Dwayne : I’ll answer that with an applicable quote from another film. One of my favorite films is THE ADVENTURES OF DON JUAN (1949) with Errol Flynn. His last line in the film is said to Alan Hale, Sr. in which he states, “There is a little Don Juan in every man. And since I am Don Juan, there must be more of him in me.” So, with that in mind, there is a little Lee Marvin in every one of his films.

When researching Marvin did you track down every movie and television appearance? Any standouts from his work in television? As for the movies, could you recommend to our readers an early supporting role that you found impressive?

Dwayne : I would highly recommend any of his early scene-stealing roles, such as THE WILD ONE (1953) opposite Marlon Brando, or RAINTREE COUNTY (1958) opposite Montgomery Clift. Most of all, check out SHACK OUT ON 101 (1955) in which plays Slob, a short order cook in the title beanery. That film defies description! As for his TV work, he proved infinitely more versatile on TV than he ever was in film. He hated the medium but his work was outstanding. One of Lee’s all-time best performances was for a brief anthology series called NBC Sunday Showcase. He played Ira Hayes in an episode called “The American” [broadcast on March 27, 1960]. Lee would never be as poignant on film as he would be in that particular episode. “The American” focused mainly on the end of Hayes’ life, extinguished prematurely by chronic alcoholism. Hayes was a Pima Indian who helped raise the flag on Iwo Jima but could not seem to get through civilian life. As Lee said of the character at the time, Hayes could never escape being a hero. And that comes across in Lee’s brilliant performance. He just breaks your heart playing Hayes. It’s the kind of thing they just don’t do on TV anymore, unfortunately. The episode was directed by John Frankenheimer, who had worked with Lee previously on TV and then would again much later on The Iceman Cometh [1973]. Incidentally, Tony Curtis starred in the film version one year later. Released by Universal, The Outsider was an excellent, change of pace film for the handsome actor.

I did get a laugh at a quote in the book from the set of The Big Red One. When Marvin is having trouble with one line in particular, someone hollers, “get rid of this f—ing guy. Let’s get James Coburn.” Do you know how many times my wife gets the pair mixed up when I sometimes ask her teasingly who an actor is in a photo or movie I’m watching? A missed casting opportunity pairing the two on screen to be sure. On that note I like that you included a list of films that Lee was at some point connected too. Some heavy hitters in there. Any in particular you’re sorry didn’t work out knowing they turned out fine or in some cases all time classics?
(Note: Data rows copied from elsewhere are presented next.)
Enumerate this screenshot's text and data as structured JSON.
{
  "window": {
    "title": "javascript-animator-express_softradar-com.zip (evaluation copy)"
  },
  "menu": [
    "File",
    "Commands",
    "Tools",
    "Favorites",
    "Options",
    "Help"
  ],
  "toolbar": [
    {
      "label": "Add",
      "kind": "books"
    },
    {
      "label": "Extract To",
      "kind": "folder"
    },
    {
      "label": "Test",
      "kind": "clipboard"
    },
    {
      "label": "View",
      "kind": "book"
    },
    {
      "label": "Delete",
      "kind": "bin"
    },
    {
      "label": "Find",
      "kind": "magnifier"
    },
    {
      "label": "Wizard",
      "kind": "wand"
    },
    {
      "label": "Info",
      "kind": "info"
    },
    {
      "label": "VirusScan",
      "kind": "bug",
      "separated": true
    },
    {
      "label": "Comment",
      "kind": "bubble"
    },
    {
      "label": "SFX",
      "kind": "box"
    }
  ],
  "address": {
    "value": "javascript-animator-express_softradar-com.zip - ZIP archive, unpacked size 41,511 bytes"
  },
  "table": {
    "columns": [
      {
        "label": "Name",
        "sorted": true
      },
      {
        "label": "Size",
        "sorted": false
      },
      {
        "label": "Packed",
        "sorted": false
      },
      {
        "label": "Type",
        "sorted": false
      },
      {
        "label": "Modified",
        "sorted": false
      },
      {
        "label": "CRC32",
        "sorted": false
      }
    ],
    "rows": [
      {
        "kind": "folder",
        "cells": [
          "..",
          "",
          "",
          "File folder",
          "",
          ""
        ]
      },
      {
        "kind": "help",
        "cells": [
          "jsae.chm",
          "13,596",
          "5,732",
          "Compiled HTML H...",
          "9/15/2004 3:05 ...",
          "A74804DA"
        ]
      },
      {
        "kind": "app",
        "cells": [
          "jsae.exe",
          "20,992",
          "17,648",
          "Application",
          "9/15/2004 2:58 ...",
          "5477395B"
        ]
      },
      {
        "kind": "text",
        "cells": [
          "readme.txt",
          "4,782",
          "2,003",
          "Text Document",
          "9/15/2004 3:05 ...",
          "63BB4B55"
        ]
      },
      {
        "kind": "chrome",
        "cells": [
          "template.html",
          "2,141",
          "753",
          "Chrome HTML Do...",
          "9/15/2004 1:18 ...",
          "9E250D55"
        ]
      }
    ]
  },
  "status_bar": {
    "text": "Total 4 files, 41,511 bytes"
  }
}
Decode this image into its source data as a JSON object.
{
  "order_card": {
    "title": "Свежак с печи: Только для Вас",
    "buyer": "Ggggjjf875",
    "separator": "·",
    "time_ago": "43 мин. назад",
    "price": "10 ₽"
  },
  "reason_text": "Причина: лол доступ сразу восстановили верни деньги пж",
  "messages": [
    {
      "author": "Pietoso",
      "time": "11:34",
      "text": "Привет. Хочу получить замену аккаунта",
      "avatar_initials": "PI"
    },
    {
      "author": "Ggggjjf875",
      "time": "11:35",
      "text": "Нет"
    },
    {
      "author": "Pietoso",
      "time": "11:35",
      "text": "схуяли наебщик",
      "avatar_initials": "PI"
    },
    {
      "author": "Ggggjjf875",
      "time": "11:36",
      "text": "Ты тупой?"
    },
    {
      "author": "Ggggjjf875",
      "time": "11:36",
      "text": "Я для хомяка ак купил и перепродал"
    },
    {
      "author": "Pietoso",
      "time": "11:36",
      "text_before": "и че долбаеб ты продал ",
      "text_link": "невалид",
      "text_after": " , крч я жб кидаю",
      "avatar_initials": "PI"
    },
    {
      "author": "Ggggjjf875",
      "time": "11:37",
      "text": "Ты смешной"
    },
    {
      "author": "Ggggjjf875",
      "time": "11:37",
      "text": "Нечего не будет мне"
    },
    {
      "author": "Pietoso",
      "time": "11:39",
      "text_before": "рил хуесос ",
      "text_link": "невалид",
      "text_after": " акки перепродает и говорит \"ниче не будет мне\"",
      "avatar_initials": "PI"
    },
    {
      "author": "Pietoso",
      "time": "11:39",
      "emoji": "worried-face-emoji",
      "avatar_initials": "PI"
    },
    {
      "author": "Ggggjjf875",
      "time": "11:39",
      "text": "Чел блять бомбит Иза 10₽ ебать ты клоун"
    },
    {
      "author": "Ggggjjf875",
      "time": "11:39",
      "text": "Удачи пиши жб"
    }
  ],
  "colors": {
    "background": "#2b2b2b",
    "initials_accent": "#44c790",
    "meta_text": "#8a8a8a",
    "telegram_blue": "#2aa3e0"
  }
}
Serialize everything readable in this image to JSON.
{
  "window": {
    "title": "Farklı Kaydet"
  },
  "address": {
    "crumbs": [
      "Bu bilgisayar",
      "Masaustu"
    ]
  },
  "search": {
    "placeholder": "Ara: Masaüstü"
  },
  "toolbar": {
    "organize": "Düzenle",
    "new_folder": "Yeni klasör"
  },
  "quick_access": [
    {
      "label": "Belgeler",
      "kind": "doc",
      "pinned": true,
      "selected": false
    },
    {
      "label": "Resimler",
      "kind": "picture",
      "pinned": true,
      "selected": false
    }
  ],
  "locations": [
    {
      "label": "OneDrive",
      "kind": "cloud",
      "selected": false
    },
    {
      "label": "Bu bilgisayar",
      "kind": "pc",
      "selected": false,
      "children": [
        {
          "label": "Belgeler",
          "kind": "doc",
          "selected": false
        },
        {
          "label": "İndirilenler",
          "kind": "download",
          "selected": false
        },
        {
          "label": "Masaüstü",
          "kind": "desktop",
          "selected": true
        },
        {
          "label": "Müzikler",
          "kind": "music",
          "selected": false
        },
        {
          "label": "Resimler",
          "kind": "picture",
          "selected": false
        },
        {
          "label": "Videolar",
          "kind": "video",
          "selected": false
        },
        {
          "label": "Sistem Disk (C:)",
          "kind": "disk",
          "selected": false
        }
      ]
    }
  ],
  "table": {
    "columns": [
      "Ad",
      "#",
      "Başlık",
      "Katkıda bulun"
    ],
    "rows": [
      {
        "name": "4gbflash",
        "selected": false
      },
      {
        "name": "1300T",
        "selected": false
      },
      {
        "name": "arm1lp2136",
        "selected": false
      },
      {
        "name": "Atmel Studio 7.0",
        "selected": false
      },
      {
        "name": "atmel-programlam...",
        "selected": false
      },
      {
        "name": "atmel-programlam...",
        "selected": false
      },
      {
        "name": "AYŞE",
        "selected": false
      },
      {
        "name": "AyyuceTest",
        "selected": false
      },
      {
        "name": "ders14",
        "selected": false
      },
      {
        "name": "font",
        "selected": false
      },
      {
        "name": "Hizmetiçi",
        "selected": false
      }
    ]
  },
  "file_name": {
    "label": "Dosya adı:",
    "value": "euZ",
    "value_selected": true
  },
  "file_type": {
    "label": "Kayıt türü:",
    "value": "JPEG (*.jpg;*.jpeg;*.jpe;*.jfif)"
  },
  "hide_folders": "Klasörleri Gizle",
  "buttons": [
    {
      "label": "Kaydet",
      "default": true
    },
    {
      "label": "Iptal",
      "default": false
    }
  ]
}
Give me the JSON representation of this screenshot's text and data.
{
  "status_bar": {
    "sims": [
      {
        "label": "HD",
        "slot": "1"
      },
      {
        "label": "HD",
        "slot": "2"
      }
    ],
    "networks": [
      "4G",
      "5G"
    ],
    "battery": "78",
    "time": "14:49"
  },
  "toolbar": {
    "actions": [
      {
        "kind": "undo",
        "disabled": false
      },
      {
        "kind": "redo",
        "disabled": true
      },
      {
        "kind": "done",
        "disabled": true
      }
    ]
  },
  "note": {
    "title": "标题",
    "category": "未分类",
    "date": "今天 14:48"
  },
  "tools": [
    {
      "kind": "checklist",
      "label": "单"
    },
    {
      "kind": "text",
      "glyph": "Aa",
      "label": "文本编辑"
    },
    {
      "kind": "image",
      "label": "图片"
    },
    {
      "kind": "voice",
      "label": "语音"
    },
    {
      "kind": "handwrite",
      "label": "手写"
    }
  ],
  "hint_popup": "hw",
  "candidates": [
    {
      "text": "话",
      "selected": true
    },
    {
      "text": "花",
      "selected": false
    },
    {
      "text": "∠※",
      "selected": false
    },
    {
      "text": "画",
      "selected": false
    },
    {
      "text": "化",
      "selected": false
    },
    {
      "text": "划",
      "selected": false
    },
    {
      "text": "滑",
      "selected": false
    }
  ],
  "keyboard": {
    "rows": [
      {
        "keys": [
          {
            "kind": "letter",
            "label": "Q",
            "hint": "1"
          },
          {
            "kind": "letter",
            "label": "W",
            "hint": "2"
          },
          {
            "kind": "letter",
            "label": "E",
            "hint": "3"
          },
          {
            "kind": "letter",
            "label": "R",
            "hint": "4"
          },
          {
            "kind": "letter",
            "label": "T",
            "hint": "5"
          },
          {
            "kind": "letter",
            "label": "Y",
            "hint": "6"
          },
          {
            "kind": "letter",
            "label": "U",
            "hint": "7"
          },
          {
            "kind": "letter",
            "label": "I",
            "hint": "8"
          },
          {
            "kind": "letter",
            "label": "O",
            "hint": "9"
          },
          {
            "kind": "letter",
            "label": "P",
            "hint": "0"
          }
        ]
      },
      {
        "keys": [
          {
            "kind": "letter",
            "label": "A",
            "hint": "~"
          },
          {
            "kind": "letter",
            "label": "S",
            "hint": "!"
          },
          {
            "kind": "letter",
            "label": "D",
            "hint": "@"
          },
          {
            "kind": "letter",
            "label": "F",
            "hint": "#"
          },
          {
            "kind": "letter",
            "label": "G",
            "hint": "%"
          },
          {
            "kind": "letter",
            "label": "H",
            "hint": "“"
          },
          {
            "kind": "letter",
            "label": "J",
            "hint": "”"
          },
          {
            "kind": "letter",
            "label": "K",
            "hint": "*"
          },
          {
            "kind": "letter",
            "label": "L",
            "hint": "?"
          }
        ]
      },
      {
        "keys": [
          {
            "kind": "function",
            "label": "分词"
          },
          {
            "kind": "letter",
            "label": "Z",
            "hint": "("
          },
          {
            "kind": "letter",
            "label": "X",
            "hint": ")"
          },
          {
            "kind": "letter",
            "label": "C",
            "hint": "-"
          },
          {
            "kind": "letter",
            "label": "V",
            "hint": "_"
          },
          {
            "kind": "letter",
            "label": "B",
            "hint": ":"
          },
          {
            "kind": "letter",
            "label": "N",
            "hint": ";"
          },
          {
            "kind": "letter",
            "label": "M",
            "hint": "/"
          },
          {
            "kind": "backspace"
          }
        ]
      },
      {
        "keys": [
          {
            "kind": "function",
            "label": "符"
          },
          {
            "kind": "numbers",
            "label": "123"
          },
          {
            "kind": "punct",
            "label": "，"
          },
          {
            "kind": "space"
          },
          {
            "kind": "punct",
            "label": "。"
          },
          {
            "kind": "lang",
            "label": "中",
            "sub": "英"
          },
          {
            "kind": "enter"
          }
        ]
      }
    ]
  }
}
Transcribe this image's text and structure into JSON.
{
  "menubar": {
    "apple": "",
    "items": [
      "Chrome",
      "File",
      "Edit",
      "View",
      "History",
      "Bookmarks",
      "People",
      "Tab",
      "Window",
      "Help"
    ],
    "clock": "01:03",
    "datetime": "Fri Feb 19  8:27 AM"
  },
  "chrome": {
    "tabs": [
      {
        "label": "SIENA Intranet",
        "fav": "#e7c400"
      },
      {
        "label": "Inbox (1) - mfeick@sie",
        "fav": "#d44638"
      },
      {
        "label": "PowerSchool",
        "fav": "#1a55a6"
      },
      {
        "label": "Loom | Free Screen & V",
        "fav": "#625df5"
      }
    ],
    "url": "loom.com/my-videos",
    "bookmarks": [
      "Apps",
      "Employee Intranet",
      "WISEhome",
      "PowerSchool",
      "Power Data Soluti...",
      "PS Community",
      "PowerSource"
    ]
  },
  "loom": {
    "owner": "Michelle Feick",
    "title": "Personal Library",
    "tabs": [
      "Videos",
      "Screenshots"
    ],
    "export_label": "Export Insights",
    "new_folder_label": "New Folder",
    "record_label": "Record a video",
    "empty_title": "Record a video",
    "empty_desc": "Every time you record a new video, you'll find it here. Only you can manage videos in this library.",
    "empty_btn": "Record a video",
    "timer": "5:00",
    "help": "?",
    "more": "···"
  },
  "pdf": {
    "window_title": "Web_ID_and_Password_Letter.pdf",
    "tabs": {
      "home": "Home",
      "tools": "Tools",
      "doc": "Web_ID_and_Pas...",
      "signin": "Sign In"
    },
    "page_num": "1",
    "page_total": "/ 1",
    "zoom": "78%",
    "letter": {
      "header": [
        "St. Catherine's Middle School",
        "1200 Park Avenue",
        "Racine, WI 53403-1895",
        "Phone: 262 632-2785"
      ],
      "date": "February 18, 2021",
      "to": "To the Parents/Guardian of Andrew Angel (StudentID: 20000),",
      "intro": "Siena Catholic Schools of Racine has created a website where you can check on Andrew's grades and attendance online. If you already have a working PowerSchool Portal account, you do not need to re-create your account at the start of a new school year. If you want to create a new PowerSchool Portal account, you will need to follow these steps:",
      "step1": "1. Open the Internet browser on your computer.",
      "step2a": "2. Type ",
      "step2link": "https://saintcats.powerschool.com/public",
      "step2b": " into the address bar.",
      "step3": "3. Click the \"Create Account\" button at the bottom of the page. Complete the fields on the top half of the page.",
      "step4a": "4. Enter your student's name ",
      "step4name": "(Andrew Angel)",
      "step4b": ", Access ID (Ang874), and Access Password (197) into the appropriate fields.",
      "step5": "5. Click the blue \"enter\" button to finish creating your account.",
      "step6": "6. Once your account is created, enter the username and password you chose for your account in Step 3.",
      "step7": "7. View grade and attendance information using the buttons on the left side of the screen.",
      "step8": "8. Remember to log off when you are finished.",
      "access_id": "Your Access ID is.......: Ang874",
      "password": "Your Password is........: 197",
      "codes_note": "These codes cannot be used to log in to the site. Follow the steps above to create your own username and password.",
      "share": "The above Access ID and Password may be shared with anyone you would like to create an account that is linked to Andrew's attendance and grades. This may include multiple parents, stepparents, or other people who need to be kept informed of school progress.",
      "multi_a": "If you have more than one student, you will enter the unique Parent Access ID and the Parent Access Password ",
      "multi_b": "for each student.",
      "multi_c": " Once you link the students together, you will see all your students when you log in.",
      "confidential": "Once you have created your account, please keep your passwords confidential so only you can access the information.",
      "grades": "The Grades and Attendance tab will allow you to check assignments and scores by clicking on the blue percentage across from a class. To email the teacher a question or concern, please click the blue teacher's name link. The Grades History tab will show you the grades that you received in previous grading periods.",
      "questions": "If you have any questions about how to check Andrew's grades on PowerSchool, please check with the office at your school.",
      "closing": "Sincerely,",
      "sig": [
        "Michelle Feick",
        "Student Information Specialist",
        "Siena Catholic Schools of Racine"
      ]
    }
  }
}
Dwayne : He passed on PATTON (1970) and in truth, I’m rather glad he did as George C. Scott was incredible. The Robert Shaw role in JAWS (1975) was another blockbuster he gave thumbs down to as well which I explain in my book. Matter of fact, I have several appendices in the book on just that subject!

Put me down for a signed copy of your next project. Care to tell us a bit about it?

Dwayne : Absolutely. It’s called “Killin’ Generals: The Making of The Dirty Dozen, the Most Iconic WWII Film of All-time.”

(Yeah I’m an easy sell on this upcoming book and can’t wait to get my hands on it.)

I’ll close with one of my favorite Marvin quotes from the climax of 1964’s The Killers, “Lady I don’t have the time.” ……. Would you like to sign off with one of your own?

Dwayne : Sure! Many to choose from but a personal favorite is the end dialogue between Marvin’s Rico and Ralph Bellamy’s J.W. Grant in THE PROFESSIONALS.

GRANT: You Bastard!

RICO: Yes sir. In my case, an accident of birth. But you sir, you’re a self-made man.

Well, if you’re still with us then I can only assume you’ll agree with Michael Madsen’s Mr. Blonde in Reservoir Dogs when he says, “Boy that was really exciting. I bet you’re a big Lee Marvin fan aren’t ya. Yeah me too. I love that guy.”

Assuming you’re also a fan be sure to grab a copy of Lee Marvin : Point Blank to learn more about this iconic actor and WW2 veteran. Not a fan? You should be so why not give this a read, watch the movies and become one like Dwayne and myself.